The Facebook pages of two Chinese women speaking Sinhalese – WaruniJZ and Rasika Liu have risen to prominence in Sri Lanka. The pages enjoy a following of over 174,000 and 53,000. This has begun resonating among Sri Lankans on social media. The pages are part of China’s trial-and-error public diplomacy effort and secures predominantly positive reactions from Sri Lankans. Most of the content covers what Waruni and Rasika get up to in China talking in Sinhala, but a July 29 post with excited children during WaruniJZ’s time as a volunteer as a pre-school teacher in Sri Lanka is a good example of effortless yet effective ways to foster people-to-people ties. Consistency over such messaging is key to sustain positive public perception.
Vaccine diplomacy secures mileage
This was also seen in how Sri Lankans viewed China’s Covid-19 vaccines. The outbreak in 2019 managed to dent China’s global image owing to allegations of cover-up of the virus’ origin and the preliminary absence of publicly available clinical data of its Sinopharm and Sinovac vaccines. Some criticisms were xenophobic but China is quietly outdoing them all. In Sri Lanka, despite this global narrative, China’s vaccine diplomacy has borne fruit. China is the singular country that has helped jab most of the world’s population both via donations and procurements without resorting to vaccine nationalism. This has helped repair its bruised image. China’s ability to produce and distribute its Covid-19 vaccines to most of the developing countries preceding COVAX supplies will remain one of its biggest people-to-people diplomatic successes for decades.
Outreach still politicians-oriented
China still tilts towards putting its projects before people of host nations. Messaging from the Chinese Embassy’s or other organizations affiliated to China’s state apparatus under innovative disclaimers of independence, appear to stubbornly prioritize political pleasantries over the pulse of people.
China’s Belt Road Initiative (BRI) and investment projects are among the most visible to Sri Lankans. Two crucial stakeholders, however, lack visibility in its branding. The people of China who make these projects possible through the Communist Party, and the people of Sri Lanka who benefit from them. The BRISL website carries images of President Xi Jinping, President Gotabaya Rajapaksa, and for political balance images of former Prime Minister Ranil Wickremesinghe. It also features crisp images of BRI projects, but none with smiling Sri Lankans who the projects are intended for. What strikes a chord with local communities is not handshakes between politicians signing Memoranda of Understanding (MoU)but messaging on how these projects benefit people that elect politicians who sign the MoUs.

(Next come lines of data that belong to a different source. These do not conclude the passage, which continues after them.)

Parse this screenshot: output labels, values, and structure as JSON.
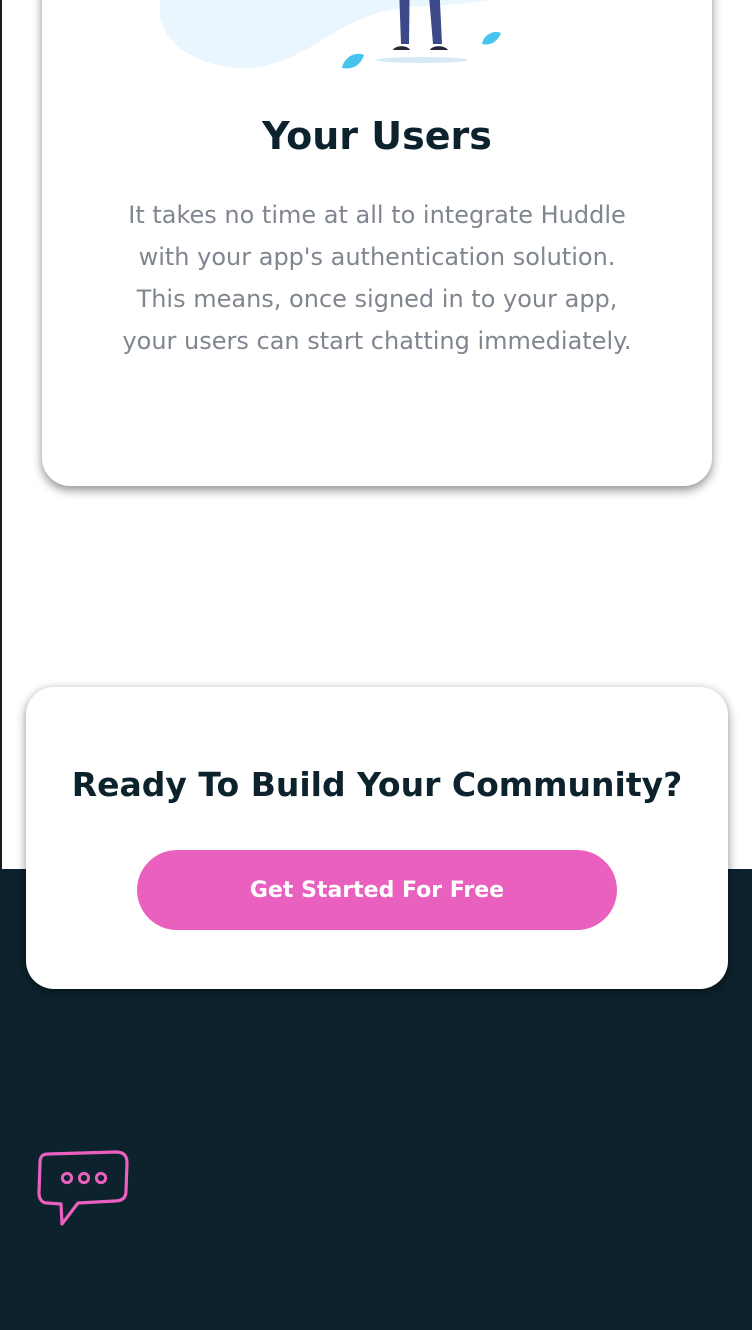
{
  "features": {
    "users": {
      "title": "Your Users",
      "description": "It takes no time at all to integrate Huddle with your app's authentication solution. This means, once signed in to your app, your users can start chatting immediately."
    }
  },
  "cta": {
    "title": "Ready To Build Your Community?",
    "button_label": "Get Started For Free"
  },
  "footer": {
    "logo_icon": "chat-bubble-logo-icon"
  },
  "colors": {
    "accent": "#ea60bf",
    "dark": "#0c222c",
    "body_text": "#80868f",
    "illustration_blob": "#e9f6fd",
    "leaf": "#46c4ee"
  }
}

Sri Lanka’s traditional and social media carry commentary critical of Chinese projects, often questioning if the multi-billion-rupee Lotus Tower, Mattala Airport and Hambanthota Port have benefitted Sri Lankans. The Southern expressway is an exceptional public perception hit because Sri Lankans see and feel how this Chinese project has improved road connectivity and changed lives. Yet, China’s effort to source or amplify these life changing stories leaves much to be desired.
The grandeur of most Chinese projects can influence public perception but the focus to only package these investments as Chinese government gifts to its Sri Lanka counterpart can discount Sri Lankans. Amplifying people-to-people ties in economic diplomacy is pivotal in sustaining positive public perception. This helps forge stronger partnerships and act as safety nets during times of crisis simply because the public feels they have a stake in these investments. China’s outreach machinery could benefit from understanding how much those in the grassroots appreciate such random acts of kindness which can build organic public perception. These perceptions can also trickle down to Chinese loans and projects.
Public diplomacy is a bottom-up approach where people are put at the centre of a success story. This works well in multi-party democracies. Perhaps, for China’s one-party system which thrives in a top-down approach the recipe of putting people at the core, is still an art that needs mastering.
Disclaimer – Factum is a Sri Lanka based think-tank providing international relations analysis and public diplomacy consultancies in Sri Lanka and Asia. Visit – www.Factum.LK